Problem requirements: Among the entries, which lines carry the string "settings"? Copy every one.

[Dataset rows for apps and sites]
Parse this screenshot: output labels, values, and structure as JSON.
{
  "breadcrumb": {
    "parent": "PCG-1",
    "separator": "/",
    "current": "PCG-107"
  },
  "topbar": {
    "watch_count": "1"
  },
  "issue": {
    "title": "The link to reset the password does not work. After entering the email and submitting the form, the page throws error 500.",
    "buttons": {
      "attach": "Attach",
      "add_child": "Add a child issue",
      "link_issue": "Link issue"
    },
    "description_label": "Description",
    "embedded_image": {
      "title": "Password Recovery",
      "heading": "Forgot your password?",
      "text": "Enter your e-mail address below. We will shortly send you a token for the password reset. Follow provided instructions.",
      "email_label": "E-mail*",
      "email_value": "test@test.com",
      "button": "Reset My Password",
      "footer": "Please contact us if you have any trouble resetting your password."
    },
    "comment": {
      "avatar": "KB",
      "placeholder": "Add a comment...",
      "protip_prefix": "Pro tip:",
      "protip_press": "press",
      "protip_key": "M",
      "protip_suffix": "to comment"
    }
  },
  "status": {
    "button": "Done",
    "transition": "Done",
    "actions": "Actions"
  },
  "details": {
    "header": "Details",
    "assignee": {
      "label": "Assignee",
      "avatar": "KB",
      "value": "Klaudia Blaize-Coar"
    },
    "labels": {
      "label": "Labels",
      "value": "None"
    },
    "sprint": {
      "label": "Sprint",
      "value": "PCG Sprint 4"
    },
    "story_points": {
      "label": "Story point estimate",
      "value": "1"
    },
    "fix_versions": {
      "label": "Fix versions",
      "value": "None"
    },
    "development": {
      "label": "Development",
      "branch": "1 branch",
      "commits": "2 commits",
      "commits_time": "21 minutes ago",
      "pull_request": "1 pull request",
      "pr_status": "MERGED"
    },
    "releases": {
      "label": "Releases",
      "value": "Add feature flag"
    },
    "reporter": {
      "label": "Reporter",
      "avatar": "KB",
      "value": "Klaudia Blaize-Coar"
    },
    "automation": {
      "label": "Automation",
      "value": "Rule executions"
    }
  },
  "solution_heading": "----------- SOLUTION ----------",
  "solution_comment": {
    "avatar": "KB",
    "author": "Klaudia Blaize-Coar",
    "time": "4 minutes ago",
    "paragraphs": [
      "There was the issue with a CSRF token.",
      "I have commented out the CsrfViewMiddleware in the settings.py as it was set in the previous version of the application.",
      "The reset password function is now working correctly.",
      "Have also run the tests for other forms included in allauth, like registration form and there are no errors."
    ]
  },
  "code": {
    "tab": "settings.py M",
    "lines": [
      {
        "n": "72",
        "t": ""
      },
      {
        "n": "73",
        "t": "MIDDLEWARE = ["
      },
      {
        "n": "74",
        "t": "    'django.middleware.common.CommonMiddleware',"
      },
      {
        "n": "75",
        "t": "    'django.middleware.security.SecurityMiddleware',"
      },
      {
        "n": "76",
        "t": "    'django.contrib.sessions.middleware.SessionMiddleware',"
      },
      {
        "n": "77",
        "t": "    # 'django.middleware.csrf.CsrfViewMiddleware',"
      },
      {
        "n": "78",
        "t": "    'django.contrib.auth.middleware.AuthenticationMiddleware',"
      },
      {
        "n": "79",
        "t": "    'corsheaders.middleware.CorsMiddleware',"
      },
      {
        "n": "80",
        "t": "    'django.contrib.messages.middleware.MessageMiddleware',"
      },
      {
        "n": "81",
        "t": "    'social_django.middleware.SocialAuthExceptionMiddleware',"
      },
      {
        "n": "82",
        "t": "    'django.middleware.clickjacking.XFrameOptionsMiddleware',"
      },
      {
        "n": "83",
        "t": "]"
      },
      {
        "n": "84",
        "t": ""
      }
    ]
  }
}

Answer to the problem:
      "I have commented out the CsrfViewMiddleware in the settings.py as it was set in the previous version of the application.",
    "tab": "settings.py M",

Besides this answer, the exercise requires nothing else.